● **WHAT YOU HAVE TO DO**: Gather all lines from the material that contain "Linkage".

● **INPUT FOR THIS TASK**:
————

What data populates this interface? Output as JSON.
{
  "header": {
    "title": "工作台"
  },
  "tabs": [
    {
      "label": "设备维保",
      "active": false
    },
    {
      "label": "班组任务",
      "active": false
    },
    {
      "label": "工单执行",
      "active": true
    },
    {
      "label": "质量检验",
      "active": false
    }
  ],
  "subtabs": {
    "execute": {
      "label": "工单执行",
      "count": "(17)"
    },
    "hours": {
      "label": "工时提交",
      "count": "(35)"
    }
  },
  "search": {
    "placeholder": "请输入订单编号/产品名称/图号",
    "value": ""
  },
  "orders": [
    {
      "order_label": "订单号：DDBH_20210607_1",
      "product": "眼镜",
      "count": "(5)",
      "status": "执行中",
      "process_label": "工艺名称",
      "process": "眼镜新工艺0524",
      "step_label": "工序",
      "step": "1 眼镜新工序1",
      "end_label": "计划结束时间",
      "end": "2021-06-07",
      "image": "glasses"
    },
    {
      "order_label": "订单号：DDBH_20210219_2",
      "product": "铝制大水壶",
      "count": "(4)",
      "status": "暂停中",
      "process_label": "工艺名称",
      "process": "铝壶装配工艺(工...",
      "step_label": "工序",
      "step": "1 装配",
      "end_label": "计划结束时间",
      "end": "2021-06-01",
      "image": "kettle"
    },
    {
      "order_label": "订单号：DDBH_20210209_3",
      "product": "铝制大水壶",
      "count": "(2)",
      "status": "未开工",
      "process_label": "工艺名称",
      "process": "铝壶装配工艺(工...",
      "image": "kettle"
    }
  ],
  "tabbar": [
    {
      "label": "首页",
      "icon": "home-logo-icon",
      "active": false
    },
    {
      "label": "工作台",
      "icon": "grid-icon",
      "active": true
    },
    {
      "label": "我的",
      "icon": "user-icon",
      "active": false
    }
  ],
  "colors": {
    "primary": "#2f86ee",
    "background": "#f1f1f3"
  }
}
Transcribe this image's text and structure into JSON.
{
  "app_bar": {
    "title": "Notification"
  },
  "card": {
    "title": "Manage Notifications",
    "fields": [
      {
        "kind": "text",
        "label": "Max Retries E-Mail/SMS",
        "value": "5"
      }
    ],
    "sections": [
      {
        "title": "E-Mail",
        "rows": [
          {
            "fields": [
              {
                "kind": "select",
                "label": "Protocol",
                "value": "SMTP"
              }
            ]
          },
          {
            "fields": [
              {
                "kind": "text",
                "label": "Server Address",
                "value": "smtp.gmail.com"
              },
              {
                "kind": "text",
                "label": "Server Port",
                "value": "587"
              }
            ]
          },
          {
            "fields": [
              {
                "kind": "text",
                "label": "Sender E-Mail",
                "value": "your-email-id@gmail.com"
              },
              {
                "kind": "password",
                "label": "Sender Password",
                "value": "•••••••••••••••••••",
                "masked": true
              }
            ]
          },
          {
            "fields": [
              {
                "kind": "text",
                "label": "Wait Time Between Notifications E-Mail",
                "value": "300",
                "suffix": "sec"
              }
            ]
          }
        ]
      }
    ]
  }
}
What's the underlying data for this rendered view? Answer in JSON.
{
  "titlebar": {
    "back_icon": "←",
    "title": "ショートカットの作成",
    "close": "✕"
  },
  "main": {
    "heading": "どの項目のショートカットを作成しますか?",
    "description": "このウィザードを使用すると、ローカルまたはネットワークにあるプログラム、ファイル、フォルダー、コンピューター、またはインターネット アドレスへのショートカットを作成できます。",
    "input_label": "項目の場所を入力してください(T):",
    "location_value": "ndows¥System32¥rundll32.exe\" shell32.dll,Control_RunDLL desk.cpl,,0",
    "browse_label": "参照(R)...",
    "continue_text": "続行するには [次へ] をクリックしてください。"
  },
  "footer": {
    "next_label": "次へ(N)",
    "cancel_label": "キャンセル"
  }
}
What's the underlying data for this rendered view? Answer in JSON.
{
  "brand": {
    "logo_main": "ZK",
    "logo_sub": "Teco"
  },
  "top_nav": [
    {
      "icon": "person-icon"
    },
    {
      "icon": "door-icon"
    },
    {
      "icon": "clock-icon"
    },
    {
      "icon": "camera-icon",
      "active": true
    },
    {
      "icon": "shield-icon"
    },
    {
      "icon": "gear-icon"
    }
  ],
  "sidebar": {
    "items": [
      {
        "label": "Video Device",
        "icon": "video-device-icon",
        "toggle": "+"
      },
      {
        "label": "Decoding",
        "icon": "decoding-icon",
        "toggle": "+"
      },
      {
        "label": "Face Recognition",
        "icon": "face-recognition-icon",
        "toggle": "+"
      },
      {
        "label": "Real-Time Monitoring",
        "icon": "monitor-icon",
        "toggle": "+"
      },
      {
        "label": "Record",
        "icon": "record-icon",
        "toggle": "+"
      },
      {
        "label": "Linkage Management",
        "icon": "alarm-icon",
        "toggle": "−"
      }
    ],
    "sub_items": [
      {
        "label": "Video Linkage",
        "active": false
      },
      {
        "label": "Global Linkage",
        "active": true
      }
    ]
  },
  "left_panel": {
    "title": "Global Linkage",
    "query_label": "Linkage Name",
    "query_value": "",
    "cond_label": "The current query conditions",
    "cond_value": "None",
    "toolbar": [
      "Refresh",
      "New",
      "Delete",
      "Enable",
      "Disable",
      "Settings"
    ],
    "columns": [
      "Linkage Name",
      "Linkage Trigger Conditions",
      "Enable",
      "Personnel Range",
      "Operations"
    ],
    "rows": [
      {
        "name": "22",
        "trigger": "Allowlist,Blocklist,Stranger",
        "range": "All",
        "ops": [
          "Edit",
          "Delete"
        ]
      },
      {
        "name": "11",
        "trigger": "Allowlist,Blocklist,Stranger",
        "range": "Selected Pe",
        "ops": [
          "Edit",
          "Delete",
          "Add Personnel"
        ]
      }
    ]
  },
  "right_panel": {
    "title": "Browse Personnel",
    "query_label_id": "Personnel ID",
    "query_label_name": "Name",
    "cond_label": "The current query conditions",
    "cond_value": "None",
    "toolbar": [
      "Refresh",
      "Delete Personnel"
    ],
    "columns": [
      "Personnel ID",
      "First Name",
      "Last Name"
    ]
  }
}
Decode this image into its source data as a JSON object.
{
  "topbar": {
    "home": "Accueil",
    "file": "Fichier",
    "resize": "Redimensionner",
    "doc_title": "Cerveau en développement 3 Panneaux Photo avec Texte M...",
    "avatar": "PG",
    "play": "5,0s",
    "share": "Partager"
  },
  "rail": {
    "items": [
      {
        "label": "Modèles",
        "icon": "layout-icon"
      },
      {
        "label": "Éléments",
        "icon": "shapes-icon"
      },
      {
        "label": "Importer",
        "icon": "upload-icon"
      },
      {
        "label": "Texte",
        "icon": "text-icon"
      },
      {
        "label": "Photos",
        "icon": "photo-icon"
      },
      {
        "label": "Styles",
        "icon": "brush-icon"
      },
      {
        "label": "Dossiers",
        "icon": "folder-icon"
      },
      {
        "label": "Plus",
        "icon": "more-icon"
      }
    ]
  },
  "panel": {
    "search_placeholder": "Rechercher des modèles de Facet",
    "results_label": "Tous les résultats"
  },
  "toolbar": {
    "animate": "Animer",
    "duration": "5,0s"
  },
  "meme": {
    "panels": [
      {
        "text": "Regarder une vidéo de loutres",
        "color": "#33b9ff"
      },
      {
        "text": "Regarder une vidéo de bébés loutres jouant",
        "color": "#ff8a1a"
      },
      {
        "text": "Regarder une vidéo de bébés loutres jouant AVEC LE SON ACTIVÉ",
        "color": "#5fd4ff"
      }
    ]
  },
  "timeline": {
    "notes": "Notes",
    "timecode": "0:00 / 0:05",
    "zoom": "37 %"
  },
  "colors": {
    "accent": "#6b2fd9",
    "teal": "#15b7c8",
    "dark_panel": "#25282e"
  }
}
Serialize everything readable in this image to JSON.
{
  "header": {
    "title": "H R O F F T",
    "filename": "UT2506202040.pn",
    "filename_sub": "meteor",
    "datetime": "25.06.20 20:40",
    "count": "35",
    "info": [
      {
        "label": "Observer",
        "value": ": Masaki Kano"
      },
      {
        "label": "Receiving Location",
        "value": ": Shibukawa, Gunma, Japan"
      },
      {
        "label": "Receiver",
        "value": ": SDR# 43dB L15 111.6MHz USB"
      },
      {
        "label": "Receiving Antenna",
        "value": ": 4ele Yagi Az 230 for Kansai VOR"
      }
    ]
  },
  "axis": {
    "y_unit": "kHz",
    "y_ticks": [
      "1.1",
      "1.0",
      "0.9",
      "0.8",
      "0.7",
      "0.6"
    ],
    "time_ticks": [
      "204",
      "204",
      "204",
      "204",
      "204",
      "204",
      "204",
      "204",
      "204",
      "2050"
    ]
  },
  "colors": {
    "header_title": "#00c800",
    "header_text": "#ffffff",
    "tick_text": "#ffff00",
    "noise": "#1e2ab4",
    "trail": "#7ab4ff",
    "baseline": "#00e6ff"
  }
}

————

● **TASK SOLUTION**:
        "label": "Linkage Management",
        "label": "Video Linkage",
        "label": "Global Linkage",
    "title": "Global Linkage",
    "query_label": "Linkage Name",
      "Linkage Name",
      "Linkage Trigger Conditions",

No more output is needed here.